▶ **Work to be completed**: In the data, find each line where the word "JSON" appears and list that line.

▶ **Supplied records**:
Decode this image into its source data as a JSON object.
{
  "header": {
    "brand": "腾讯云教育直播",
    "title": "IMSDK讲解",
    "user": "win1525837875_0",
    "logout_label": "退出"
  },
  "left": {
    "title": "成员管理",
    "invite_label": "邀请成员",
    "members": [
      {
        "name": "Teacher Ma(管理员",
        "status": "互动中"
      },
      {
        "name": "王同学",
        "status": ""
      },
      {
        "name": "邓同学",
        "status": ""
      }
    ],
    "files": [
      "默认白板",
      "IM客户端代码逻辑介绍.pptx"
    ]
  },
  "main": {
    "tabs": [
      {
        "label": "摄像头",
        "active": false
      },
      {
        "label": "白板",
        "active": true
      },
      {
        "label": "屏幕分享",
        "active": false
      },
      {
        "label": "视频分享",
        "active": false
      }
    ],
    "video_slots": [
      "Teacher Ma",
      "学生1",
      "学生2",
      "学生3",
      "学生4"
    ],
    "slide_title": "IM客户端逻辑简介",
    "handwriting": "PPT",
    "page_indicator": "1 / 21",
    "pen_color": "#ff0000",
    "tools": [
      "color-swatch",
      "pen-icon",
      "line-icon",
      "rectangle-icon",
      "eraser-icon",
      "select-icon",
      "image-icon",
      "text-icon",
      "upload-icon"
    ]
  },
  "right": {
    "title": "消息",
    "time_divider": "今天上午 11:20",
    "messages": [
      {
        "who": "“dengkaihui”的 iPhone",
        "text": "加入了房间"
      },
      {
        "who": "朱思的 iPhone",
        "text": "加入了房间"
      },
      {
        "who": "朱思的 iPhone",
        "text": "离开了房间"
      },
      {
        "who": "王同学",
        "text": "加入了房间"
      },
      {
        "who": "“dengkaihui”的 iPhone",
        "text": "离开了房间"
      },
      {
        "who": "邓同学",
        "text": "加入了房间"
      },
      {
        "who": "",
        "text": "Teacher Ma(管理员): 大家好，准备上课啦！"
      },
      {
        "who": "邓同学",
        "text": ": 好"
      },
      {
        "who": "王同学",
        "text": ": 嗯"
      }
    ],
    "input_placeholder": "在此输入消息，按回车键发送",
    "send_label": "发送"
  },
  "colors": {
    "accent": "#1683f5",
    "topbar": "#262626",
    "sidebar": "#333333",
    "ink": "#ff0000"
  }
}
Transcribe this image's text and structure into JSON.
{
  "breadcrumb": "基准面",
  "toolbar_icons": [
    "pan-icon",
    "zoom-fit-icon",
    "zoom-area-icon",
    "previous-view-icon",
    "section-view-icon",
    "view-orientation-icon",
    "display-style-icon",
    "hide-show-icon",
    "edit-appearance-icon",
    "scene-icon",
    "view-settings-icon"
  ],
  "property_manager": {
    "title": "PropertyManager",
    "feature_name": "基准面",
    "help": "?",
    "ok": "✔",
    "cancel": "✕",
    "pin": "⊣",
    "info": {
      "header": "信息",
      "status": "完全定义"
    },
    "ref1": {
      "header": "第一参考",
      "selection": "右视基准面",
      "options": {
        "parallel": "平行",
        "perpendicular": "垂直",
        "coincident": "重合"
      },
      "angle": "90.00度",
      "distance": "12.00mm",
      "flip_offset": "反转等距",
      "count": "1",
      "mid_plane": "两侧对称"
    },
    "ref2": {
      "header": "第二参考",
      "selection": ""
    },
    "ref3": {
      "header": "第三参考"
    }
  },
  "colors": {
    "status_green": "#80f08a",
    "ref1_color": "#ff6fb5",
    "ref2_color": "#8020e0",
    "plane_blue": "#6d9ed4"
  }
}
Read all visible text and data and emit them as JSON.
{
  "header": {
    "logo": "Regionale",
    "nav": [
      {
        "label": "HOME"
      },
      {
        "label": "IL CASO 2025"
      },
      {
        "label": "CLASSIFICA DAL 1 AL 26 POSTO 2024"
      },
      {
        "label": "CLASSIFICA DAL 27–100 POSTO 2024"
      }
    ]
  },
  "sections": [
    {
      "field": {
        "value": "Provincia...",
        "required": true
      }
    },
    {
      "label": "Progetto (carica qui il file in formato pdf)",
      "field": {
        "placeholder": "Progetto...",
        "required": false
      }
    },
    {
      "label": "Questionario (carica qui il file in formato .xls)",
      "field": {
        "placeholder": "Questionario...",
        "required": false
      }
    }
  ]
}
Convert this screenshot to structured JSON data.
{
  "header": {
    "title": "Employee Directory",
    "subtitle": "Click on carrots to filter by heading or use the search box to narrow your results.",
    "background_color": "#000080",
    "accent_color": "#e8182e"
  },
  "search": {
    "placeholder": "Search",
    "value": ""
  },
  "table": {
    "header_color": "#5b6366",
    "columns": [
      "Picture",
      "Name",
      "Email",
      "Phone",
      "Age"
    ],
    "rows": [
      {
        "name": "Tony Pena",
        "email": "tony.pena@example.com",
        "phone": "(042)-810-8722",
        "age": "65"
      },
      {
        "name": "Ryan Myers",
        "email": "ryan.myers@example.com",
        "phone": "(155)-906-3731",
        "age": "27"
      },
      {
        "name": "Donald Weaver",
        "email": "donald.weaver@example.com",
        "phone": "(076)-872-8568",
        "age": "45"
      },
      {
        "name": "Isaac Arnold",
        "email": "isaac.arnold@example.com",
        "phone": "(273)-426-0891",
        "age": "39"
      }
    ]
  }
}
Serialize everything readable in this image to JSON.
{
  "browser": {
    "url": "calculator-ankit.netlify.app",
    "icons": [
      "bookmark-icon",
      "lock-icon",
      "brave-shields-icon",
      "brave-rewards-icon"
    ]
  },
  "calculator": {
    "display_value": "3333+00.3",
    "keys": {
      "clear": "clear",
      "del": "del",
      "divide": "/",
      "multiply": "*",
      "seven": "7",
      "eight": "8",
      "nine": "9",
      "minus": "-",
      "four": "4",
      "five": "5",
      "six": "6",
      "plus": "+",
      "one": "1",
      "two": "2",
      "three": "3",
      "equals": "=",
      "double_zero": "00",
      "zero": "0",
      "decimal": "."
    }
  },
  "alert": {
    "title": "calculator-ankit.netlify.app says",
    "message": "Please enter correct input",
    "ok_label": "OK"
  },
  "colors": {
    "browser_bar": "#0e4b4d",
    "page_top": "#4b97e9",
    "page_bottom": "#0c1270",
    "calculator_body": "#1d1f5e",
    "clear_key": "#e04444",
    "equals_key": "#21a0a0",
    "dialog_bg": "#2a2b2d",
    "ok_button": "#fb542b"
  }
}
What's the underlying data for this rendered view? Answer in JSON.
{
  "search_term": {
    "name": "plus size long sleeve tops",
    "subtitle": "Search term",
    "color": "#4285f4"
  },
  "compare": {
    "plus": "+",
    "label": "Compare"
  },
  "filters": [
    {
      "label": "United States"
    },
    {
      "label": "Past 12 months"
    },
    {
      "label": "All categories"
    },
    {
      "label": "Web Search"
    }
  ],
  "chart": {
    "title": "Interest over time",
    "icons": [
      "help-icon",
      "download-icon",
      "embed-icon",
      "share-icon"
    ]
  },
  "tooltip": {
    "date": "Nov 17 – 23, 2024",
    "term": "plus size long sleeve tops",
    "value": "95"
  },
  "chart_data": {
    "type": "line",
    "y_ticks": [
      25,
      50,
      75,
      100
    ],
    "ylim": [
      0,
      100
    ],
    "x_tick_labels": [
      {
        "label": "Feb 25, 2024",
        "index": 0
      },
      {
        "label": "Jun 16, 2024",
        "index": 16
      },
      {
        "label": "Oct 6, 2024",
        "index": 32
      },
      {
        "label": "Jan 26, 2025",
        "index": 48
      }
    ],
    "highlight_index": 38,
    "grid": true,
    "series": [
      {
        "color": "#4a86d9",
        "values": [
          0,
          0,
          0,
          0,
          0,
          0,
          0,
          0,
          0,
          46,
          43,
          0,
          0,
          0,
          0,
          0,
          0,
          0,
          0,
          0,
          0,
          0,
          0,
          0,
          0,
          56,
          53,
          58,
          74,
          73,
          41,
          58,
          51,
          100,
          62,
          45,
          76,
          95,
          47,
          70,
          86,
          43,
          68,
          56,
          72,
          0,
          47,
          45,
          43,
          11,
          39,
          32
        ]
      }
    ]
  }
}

▶ **Task response**:
Decode this image into its source data as a JSON object.
Transcribe this image's text and structure into JSON.
Read all visible text and data and emit them as JSON.
Convert this screenshot to structured JSON data.
Serialize everything readable in this image to JSON.
What's the underlying data for this rendered view? Answer in JSON.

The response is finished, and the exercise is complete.